Mississippi State Quarter
The Mississippi quarter, the fifth and last quarter of 2002 and 20th in
the series, showcases the beauty and elegance of the state flower,
combining the blossoms and leaves of two magnolias with the inscription
"The Magnolia State."
The magnolia (Magnolia grandiflora), named for the French botanist
Pierre Magnol, is strongly associated with the South, where the flower
became enormously popular after it was introduced from Asia. This
association became strong enough that Mississippi adopted it as the state
flower in 1952.
In 1900, when Mississippi schoolchildren were asked to vote for a state
flower, they selected the magnolia over a group that included cape
jasmine, yellow jasmine and cotton.
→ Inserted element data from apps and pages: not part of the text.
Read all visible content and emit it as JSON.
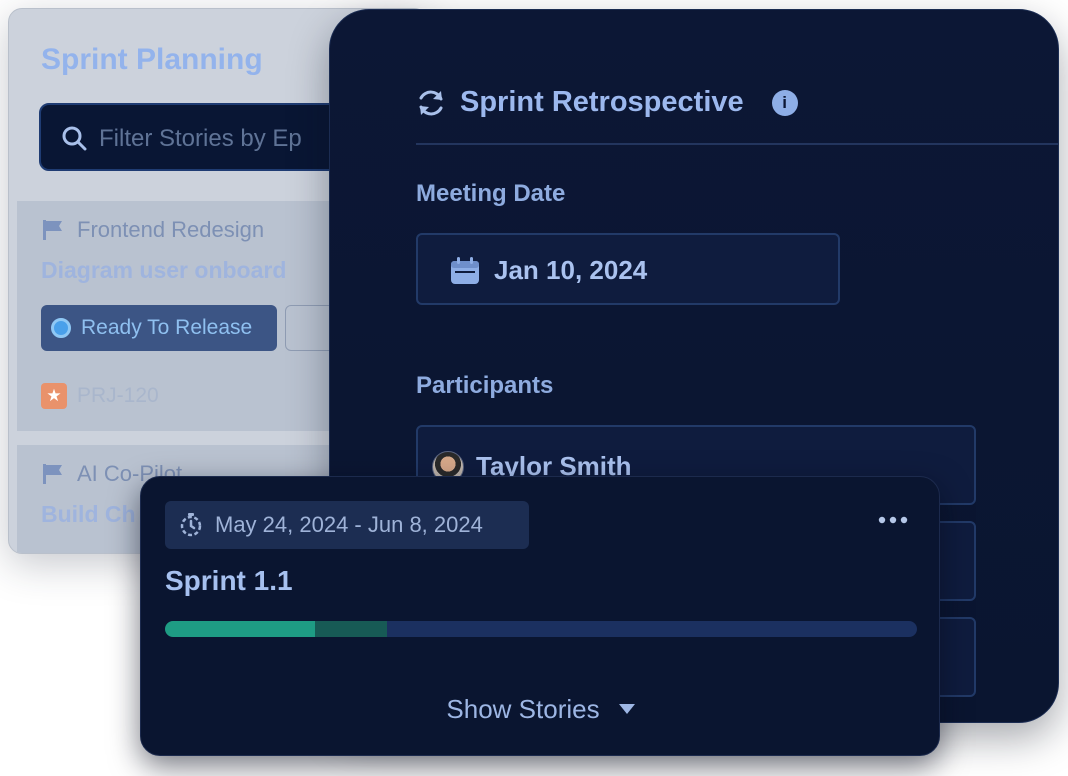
{
  "planning": {
    "title": "Sprint Planning",
    "search_placeholder": "Filter Stories by Ep",
    "stories": [
      {
        "epic": "Frontend Redesign",
        "name": "Diagram user onboard",
        "status": "Ready To Release",
        "id": "PRJ-120"
      },
      {
        "epic": "AI Co-Pilot",
        "name": "Build Ch"
      }
    ]
  },
  "retrospective": {
    "title": "Sprint Retrospective",
    "meeting_date_label": "Meeting Date",
    "meeting_date_value": "Jan 10, 2024",
    "participants_label": "Participants",
    "participants": [
      "Taylor Smith",
      "",
      ""
    ]
  },
  "sprint": {
    "date_range": "May 24, 2024 - Jun 8, 2024",
    "name": "Sprint 1.1",
    "progress": {
      "completed": 0.2,
      "in_progress": 0.095
    },
    "show_stories_label": "Show Stories"
  },
  "colors": {
    "progress_completed": "#1e9c84",
    "progress_in_progress": "#175a55",
    "status_ready": "#3c5585",
    "accent_text": "#9cb8ee"
  }
}
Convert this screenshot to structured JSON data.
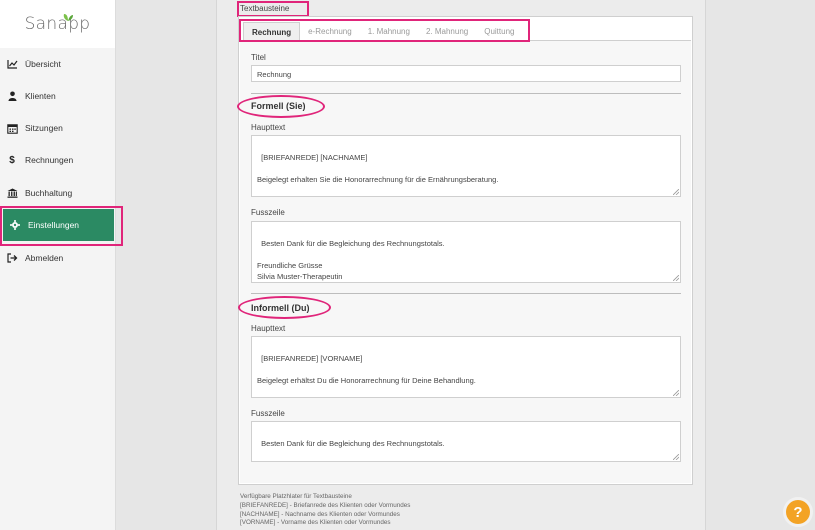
{
  "app": {
    "logo_text": "Sanapp"
  },
  "sidebar": {
    "items": [
      {
        "label": "Übersicht",
        "icon": "chart-line-icon"
      },
      {
        "label": "Klienten",
        "icon": "user-icon"
      },
      {
        "label": "Sitzungen",
        "icon": "calendar-icon"
      },
      {
        "label": "Rechnungen",
        "icon": "dollar-icon"
      },
      {
        "label": "Buchhaltung",
        "icon": "bank-icon"
      },
      {
        "label": "Einstellungen",
        "icon": "gear-icon",
        "active": true
      },
      {
        "label": "Abmelden",
        "icon": "sign-out-icon"
      }
    ]
  },
  "main": {
    "section_title": "Textbausteine",
    "tabs": [
      "Rechnung",
      "e-Rechnung",
      "1. Mahnung",
      "2. Mahnung",
      "Quittung"
    ],
    "active_tab": "Rechnung",
    "titel_label": "Titel",
    "titel_value": "Rechnung",
    "formell": {
      "heading": "Formell (Sie)",
      "haupttext_label": "Haupttext",
      "haupttext_value": "[BRIEFANREDE] [NACHNAME]\n\nBeigelegt erhalten Sie die Honorarrechnung für die Ernährungsberatung.",
      "fusszeile_label": "Fusszeile",
      "fusszeile_value": "Besten Dank für die Begleichung des Rechnungstotals.\n\nFreundliche Grüsse\nSilvia Muster-Therapeutin"
    },
    "informell": {
      "heading": "Informell (Du)",
      "haupttext_label": "Haupttext",
      "haupttext_value": "[BRIEFANREDE] [VORNAME]\n\nBeigelegt erhältst Du die Honorarrechnung für Deine Behandlung.",
      "fusszeile_label": "Fusszeile",
      "fusszeile_value": "Besten Dank für die Begleichung des Rechnungstotals."
    },
    "placeholders": {
      "title": "Verfügbare Platzhlater für Textbausteine",
      "lines": [
        "[BRIEFANREDE] - Briefanrede des Klienten oder Vormundes",
        "[NACHNAME] - Nachname des Klienten oder Vormundes",
        "[VORNAME] - Vorname des Klienten oder Vormundes"
      ]
    }
  },
  "help": {
    "label": "?"
  },
  "colors": {
    "accent": "#2b8a63",
    "highlight": "#e0257a",
    "help": "#f3a325"
  }
}
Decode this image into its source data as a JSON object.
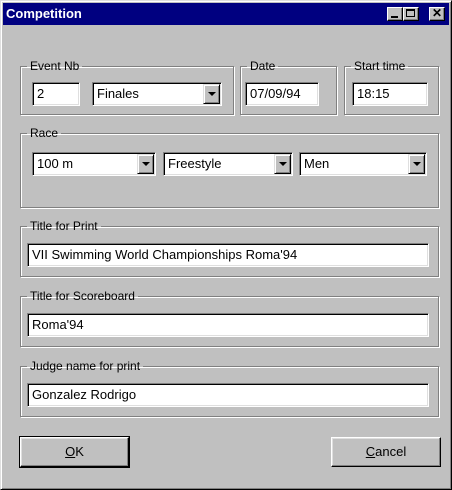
{
  "window": {
    "title": "Competition"
  },
  "titlebar_buttons": {
    "minimize_icon": "minimize-icon",
    "maximize_icon": "maximize-icon",
    "close_icon": "close-icon",
    "close_glyph": "✕"
  },
  "event": {
    "legend": "Event Nb",
    "number": "2",
    "phase": "Finales"
  },
  "date": {
    "legend": "Date",
    "value": "07/09/94"
  },
  "start_time": {
    "legend": "Start time",
    "value": "18:15"
  },
  "race": {
    "legend": "Race",
    "distance": "100 m",
    "stroke": "Freestyle",
    "category": "Men"
  },
  "print_title": {
    "legend": "Title for Print",
    "value": "VII Swimming World Championships Roma'94"
  },
  "scoreboard_title": {
    "legend": "Title for Scoreboard",
    "value": "Roma'94"
  },
  "judge": {
    "legend": "Judge name for print",
    "value": "Gonzalez Rodrigo"
  },
  "buttons": {
    "ok_mnemonic": "O",
    "ok_rest": "K",
    "cancel_mnemonic": "C",
    "cancel_rest": "ancel"
  },
  "colors": {
    "titlebar": "#000080",
    "face": "#c0c0c0",
    "field": "#ffffff"
  }
}
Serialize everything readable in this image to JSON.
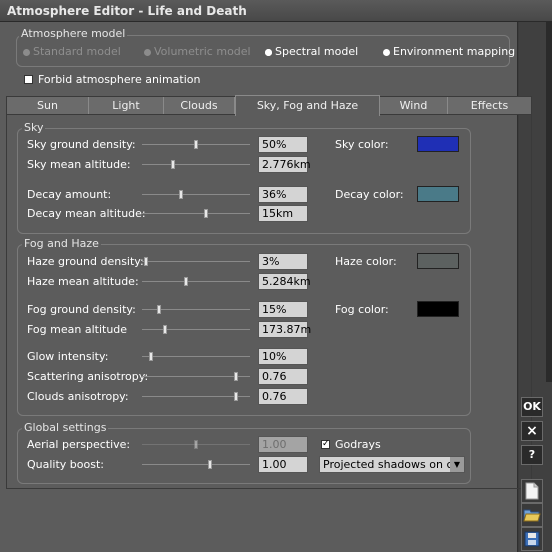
{
  "window": {
    "title": "Atmosphere Editor - Life and Death"
  },
  "atmosphere_model": {
    "legend": "Atmosphere model",
    "options": [
      {
        "label": "Standard model",
        "enabled": false,
        "selected": false
      },
      {
        "label": "Volumetric model",
        "enabled": false,
        "selected": false
      },
      {
        "label": "Spectral model",
        "enabled": true,
        "selected": true
      },
      {
        "label": "Environment mapping",
        "enabled": true,
        "selected": false
      }
    ]
  },
  "forbid_animation": {
    "label": "Forbid atmosphere animation",
    "checked": false
  },
  "tabs": [
    {
      "label": "Sun",
      "active": false
    },
    {
      "label": "Light",
      "active": false
    },
    {
      "label": "Clouds",
      "active": false
    },
    {
      "label": "Sky, Fog and Haze",
      "active": true
    },
    {
      "label": "Wind",
      "active": false
    },
    {
      "label": "Effects",
      "active": false
    }
  ],
  "sky": {
    "legend": "Sky",
    "ground_density": {
      "label": "Sky ground density:",
      "value": "50%",
      "slider": 0.5
    },
    "mean_altitude": {
      "label": "Sky mean altitude:",
      "value": "2.776km",
      "slider": 0.28
    },
    "decay_amount": {
      "label": "Decay amount:",
      "value": "36%",
      "slider": 0.36
    },
    "decay_mean_altitude": {
      "label": "Decay mean altitude:",
      "value": "15km",
      "slider": 0.6
    },
    "sky_color": {
      "label": "Sky color:",
      "color": "#1f2fb5"
    },
    "decay_color": {
      "label": "Decay color:",
      "color": "#4a7a88"
    }
  },
  "fog": {
    "legend": "Fog and Haze",
    "haze_density": {
      "label": "Haze ground density:",
      "value": "3%",
      "slider": 0.02
    },
    "haze_altitude": {
      "label": "Haze mean altitude:",
      "value": "5.284km",
      "slider": 0.4
    },
    "fog_density": {
      "label": "Fog ground density:",
      "value": "15%",
      "slider": 0.14
    },
    "fog_altitude": {
      "label": "Fog mean altitude",
      "value": "173.87m",
      "slider": 0.2
    },
    "glow": {
      "label": "Glow intensity:",
      "value": "10%",
      "slider": 0.07
    },
    "scattering": {
      "label": "Scattering anisotropy:",
      "value": "0.76",
      "slider": 0.88
    },
    "clouds_aniso": {
      "label": "Clouds anisotropy:",
      "value": "0.76",
      "slider": 0.88
    },
    "haze_color": {
      "label": "Haze color:",
      "color": "#5c6160"
    },
    "fog_color": {
      "label": "Fog color:",
      "color": "#000000"
    }
  },
  "global": {
    "legend": "Global settings",
    "aerial": {
      "label": "Aerial perspective:",
      "value": "1.00",
      "slider": 0.5,
      "enabled": false
    },
    "quality": {
      "label": "Quality boost:",
      "value": "1.00",
      "slider": 0.63
    },
    "godrays": {
      "label": "Godrays",
      "checked": true
    },
    "shadows": {
      "label": "Projected shadows on clouds"
    }
  },
  "side_buttons": {
    "ok": "OK",
    "cancel": "×",
    "help": "?"
  }
}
The selection remained unofficial,
however, as the legislature did not act on the result. A similar election
for state tree in 1935 gave the magnolia a landslide victory, one that was
made official on April 1, 1938. On February 26, 1952, the Mississippi
legislature finally adopted the magnolia as the state flower, opposed by
only one vote.
In response to the U.S. Mint's request for design concepts for the
Mississippi quarter, Governor Ronnie Musgrove submitted three concepts on
June 22, 2000, a Magnolia flower with a branch, a Mockingbird and
"Mississippi - The Magnolia State."
The U.S. Mint provided Governor Musgrove with three candidate designs
from which he chose "The Magnolia State" on July 3, 2001.
Provided by the U.S. Mint